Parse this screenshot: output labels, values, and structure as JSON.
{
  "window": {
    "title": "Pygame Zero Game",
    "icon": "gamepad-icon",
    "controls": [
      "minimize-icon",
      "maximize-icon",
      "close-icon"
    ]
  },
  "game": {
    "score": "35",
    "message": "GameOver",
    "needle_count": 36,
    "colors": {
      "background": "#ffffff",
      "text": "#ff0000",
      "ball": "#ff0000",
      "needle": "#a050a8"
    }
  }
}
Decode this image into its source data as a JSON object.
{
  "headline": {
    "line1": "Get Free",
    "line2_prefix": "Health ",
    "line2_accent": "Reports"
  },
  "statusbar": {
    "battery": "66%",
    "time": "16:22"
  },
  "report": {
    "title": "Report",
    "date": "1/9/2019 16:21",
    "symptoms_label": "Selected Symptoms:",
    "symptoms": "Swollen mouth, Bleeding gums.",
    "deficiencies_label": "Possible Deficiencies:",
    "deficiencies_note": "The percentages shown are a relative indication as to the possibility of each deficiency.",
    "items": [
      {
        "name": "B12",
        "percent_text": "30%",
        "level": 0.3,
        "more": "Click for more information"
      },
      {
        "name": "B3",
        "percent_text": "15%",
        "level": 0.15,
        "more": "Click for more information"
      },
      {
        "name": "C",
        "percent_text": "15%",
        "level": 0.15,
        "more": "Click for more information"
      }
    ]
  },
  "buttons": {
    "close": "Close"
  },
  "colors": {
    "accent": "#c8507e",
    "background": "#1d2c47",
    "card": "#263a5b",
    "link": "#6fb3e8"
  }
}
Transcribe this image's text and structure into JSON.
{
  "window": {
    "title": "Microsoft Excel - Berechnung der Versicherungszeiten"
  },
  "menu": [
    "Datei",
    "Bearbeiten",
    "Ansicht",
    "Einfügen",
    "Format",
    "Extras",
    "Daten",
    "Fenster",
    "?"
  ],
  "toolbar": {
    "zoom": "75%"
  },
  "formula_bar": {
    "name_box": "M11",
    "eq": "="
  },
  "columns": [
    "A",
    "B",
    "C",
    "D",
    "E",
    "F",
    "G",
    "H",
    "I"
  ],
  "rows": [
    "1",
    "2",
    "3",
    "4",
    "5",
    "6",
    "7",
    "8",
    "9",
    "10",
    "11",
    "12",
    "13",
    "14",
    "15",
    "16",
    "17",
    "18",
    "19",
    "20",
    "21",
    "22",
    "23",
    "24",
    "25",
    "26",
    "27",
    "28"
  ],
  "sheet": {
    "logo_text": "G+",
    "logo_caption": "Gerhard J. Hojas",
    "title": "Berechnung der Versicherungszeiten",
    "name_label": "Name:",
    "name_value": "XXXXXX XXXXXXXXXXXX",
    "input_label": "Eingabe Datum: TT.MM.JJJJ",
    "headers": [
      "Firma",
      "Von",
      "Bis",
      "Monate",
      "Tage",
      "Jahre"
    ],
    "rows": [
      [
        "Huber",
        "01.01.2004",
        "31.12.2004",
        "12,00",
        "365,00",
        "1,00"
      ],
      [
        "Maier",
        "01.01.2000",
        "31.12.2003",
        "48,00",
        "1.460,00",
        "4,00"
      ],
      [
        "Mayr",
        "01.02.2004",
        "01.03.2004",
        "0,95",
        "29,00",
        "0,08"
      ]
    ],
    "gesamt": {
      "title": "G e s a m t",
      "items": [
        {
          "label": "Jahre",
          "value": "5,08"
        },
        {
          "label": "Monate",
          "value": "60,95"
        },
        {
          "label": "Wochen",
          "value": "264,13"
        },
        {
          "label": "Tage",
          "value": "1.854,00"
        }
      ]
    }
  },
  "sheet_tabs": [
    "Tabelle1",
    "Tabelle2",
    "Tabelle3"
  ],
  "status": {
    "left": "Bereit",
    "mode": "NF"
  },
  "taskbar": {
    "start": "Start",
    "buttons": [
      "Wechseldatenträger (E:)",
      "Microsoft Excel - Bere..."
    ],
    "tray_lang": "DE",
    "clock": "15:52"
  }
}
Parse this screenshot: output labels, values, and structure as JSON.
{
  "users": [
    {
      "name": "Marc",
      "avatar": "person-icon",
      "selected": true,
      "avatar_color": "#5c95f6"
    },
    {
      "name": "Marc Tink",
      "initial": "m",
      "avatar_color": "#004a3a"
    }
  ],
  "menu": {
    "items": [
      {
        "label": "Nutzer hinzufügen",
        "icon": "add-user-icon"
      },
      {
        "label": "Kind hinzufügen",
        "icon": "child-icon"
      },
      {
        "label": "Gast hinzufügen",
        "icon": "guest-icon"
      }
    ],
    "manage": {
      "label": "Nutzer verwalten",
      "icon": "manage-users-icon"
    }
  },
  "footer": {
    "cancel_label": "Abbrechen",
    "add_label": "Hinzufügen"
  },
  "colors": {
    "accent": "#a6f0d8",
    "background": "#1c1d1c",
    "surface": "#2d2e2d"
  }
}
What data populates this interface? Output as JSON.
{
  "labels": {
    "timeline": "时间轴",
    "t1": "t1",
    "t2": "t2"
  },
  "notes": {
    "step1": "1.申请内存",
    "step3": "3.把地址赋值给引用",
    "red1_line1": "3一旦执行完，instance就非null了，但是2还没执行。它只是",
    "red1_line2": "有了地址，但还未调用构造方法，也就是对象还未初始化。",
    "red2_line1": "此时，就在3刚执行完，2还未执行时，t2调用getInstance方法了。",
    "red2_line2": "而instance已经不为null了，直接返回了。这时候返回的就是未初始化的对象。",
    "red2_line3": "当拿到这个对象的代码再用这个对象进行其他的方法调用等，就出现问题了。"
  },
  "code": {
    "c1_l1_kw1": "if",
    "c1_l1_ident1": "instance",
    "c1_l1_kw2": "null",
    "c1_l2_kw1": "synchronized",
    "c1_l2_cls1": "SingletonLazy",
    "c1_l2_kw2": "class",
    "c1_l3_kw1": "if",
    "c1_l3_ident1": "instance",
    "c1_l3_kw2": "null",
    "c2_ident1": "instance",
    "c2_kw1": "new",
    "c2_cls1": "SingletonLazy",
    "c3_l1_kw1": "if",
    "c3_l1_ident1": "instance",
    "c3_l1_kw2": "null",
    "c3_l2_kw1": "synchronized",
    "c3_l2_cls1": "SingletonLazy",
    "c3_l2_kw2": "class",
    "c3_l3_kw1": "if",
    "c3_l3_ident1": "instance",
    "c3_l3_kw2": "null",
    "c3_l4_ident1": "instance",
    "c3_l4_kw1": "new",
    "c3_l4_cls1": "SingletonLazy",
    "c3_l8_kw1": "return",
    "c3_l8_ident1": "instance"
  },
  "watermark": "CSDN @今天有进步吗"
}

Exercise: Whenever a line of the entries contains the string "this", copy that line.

Answer to the problem:
Parse this screenshot: output labels, values, and structure as JSON.
Decode this image into its source data as a JSON object.
Transcribe this image's text and structure into JSON.
Parse this screenshot: output labels, values, and structure as JSON.
What data populates this interface? Output as JSON.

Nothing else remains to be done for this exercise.